Investment capital is pouring into the chains and into the DSOs. Barring an economic downturn, there’s no end in sight to that trend.
Granted, that grow is uneven when it comes to individual markets, but if there’s money to be made it’s only a matter of time before you’re facing the challenge.
It Seem Likes Corporate Has All The Advantages
Money talks, and financial economies of scale are very hard for solo and small dental practices to compete against. Not only do corporate practices save on supplies, they also enjoy savings on employee health plans, marketing, and even the cost of renting space.
Because of those economies, dentists all over the country are finding themselves undercut on price by the corporate chains; in some cases, that downward pressure on price shaves dentists’ margins to the bone.
Beyond economies of scale, the staffing of corporate offices means that their hours of service are tough for a small practice to match.
Given the “one-two punch” of low price and availability, it might seem like all is lost for independent dentists. Fortunately, that’s not true.
A Fatal Flaw
Solo and small dental practices should take comfort in the words of Dr. Michael Abernathy, the founder of Summit Practice Solutions. “If you know what you’re doing,” he wrote, “the corporate dentistry marketing machine has an enormous weakness it can never overcome.”
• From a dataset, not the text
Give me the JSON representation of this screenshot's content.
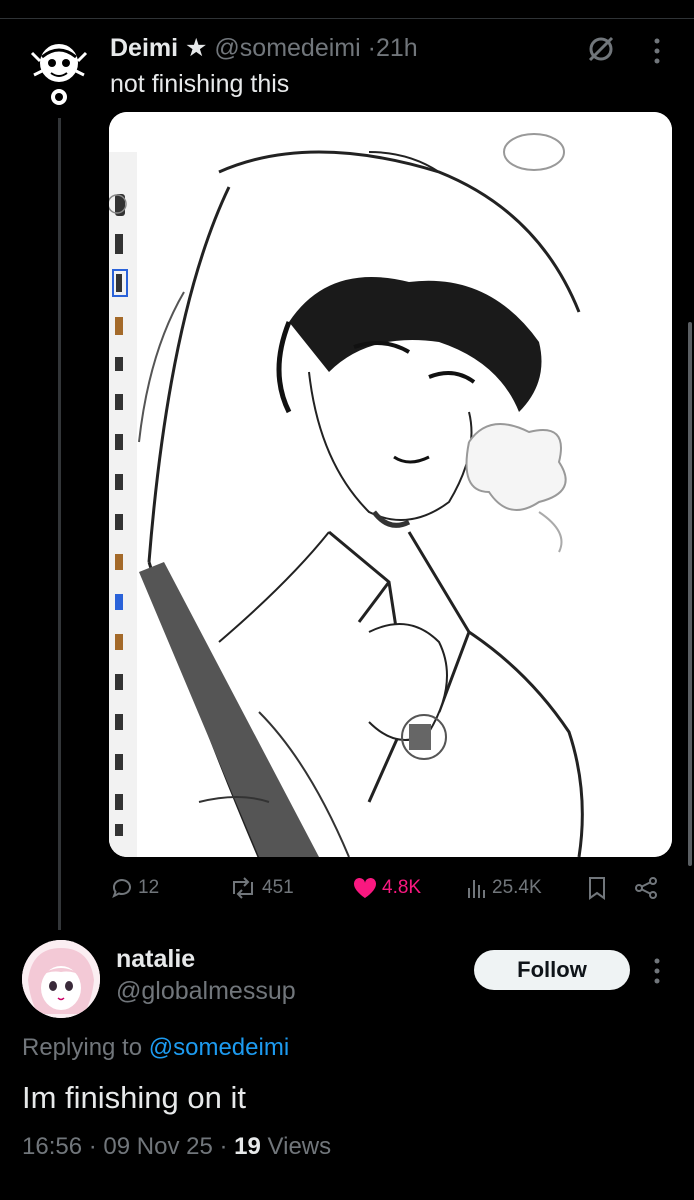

Actually, the chains have two weaknesses that you can exploit.
Even in this day of “commodity dentistry,” trust remains an important part of the patient-doctor relationship. That’s less true for the one-and-done patients that are the bane of many dental practices, but it holds true for ongoing patients and one very important segment of patients.
Corporate dentistry is weak when it comes to building trust. It’s common for patients to never see the same dentist twice, as the emphasis is on keeping dentists’ schedules filled.
Trust is also difficult to build when patients feel pressured to accept treatment. It would be a misstatement to say that a “hard sell” approach is the norm for all chains offices. However, there are many well-documented cases of malfeasance on the part of some corporate practices, and the existence of financial performance standards within some chains is well known.
Corporate dentistry suffers from the same perception that individual dentists struggle with – that they’re all the same. When it comes right down to it, there’s no compelling reason to choose one corporate dental office over another – except for price and availability.
Low price is not an important selling point for the 20-40 percent of a given market with discretionary income. Availability isn’t a consistent attraction but may be to a small number of prospects.
Those two selling points don’t play well with the segment of prospects that have the ability and willingness to pay more for the right dentist. Arguably, there is no “right” dentist among the faceless ranks of corporate dentists, and someone who is contemplating tens of thousands of dollars in dental care isn’t overly concerned about saving a few bucks.
You simply can’t compete with corporate dentistry on price or availability. But the chains can’t compete with you when you become the trusted dental expert who offers a superior patient experience. The “trick” is to move your marketing approach to convey those qualities to the patients you want to attract.
Positioning dentists as the only logical choice for the better patients in their markets is something that SmartBox accomplishes every day. If you want a partner is dealing with corporate dentistry, consider scheduling a Roadmap call. In exchange for the amount of time you need to place a single crown or an implant, we’ll show you what’s possible for your practice.